Now open a browser and point it to the address of the host on which you ran your Nginx container. In my case, it’s
http://192.168.122.101. The Nginx web server default page should greet you.
There it is. You have a working instance of the Nginx Docker container.
List Docker Containers
To list all running Docker containers, execute the following command:
sudo docker container ls
Based on the above output, we can stop our Nginx Docker container with either of the following two:
sudo docker stop 19411f8b3f35 sudo docker stop my-nginx-server
To see all containers, even those not running, you need to add the
sudo docker container ls -a
Sharing Data Between the Nginx Docker Container and the Host
Docker containers are ephemeral. By default, any data created inside the container is only available from within the container and only while the container is running.
So, let us show you how to make data from inside the container accessible on the host machine. Our target is to create a simple HTML file, host it inside a container and serve it outside using the Nginx Docker container.
This setup allows us to have persistent website content hosted outside the container.
To achieve this functionality, we will use the bind mounting feature in Docker. When you use a bind mount, a file or directory on the host machine is mounted into a container.
So, let’s first create a new directory for your website content within the home directory.
Now let’s create a simple HTML file and put some text on your index page.
<html> <head> <title>Nginx Docker</title> </head> <body> <h1>My static page.</h1> </body> </html>
Please copy the above snippet and paste it inside. Then, save the file and exit Vim.
Next, we will run the Nginx Docker container with the attached volume on the container
/usr/share/nginx/html to the present on the host
www directory where the
index.html file is saved.
docker run -d -p 80:80 -v ~/www:/usr/share/nginx/html/ --name my-nginx-server nginx
The Nginx container is set up by default to look for an index page at
/usr/share/nginx/html/. In the command above, the
-v option sets up a bind mount volume that links the
/ directory from inside the Nginx Docker container to the
~/www directory on the host machine.
Docker uses a colons symbol (

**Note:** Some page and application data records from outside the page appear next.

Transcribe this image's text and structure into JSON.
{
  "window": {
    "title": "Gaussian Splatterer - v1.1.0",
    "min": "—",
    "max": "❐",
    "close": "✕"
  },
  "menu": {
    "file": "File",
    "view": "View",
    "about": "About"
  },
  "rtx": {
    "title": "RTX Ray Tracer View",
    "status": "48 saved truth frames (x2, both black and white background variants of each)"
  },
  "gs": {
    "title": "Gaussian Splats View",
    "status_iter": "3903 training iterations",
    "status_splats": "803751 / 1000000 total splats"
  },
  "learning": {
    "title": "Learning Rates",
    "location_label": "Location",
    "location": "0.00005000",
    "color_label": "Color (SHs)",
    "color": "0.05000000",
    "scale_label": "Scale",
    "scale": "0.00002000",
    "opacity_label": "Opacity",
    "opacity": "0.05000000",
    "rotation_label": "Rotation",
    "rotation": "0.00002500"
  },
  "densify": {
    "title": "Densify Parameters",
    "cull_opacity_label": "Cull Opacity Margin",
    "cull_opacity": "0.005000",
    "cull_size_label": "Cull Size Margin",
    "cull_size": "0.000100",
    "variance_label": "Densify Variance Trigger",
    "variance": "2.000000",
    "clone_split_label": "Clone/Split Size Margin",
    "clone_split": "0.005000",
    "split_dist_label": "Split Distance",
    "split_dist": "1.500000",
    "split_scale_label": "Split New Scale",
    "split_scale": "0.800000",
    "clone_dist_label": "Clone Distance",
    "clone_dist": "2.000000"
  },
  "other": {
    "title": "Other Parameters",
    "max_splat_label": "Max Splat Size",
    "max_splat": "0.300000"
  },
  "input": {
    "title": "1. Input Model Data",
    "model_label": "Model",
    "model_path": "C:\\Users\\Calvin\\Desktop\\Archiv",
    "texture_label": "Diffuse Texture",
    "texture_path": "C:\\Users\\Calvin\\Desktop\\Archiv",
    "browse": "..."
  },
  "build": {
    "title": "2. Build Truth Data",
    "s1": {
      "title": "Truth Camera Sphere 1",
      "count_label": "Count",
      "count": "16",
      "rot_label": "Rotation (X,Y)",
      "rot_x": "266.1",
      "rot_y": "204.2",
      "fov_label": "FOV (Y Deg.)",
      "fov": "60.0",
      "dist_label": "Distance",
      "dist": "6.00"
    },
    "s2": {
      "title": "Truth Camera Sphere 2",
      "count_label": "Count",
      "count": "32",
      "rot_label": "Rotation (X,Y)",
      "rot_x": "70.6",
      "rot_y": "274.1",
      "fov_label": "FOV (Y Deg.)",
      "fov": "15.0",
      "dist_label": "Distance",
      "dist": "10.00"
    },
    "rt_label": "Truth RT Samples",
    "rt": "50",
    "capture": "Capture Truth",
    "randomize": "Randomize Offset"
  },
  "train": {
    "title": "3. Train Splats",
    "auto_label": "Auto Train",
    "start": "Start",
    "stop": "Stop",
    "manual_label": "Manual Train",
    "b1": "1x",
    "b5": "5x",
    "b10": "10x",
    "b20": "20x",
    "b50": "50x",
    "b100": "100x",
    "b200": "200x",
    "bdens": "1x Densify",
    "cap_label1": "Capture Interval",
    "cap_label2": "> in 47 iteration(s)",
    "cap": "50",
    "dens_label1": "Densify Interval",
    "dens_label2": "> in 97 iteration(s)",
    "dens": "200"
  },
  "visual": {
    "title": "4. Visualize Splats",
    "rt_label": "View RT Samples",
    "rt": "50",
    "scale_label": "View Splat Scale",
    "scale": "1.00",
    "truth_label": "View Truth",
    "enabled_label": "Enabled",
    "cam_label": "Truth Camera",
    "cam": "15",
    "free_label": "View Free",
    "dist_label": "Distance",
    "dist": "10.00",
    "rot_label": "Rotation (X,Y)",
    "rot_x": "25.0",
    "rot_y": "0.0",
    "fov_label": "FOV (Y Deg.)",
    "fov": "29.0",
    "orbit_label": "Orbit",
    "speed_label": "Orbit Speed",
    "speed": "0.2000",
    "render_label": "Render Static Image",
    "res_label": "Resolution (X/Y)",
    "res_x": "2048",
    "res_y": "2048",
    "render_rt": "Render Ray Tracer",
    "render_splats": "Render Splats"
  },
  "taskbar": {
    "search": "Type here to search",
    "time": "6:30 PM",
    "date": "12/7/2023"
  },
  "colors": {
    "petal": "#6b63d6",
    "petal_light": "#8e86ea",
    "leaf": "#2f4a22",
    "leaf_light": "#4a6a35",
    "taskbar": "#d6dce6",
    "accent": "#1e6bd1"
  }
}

:) to split the host’s path from the container path. Remember, the host path always comes first.
Again, if you browse
http://192.168.122.101, you will get the below-given output in the browser window.
That’s all about it. You now have a running Nginx Docker container serving a custom web page.
Nginx and Docker work very well together. This tutorial demonstrated how to set up and use the Nginx Docker container. You also know how to share information between a container and the host file system.
In case of queries, please leave your comments.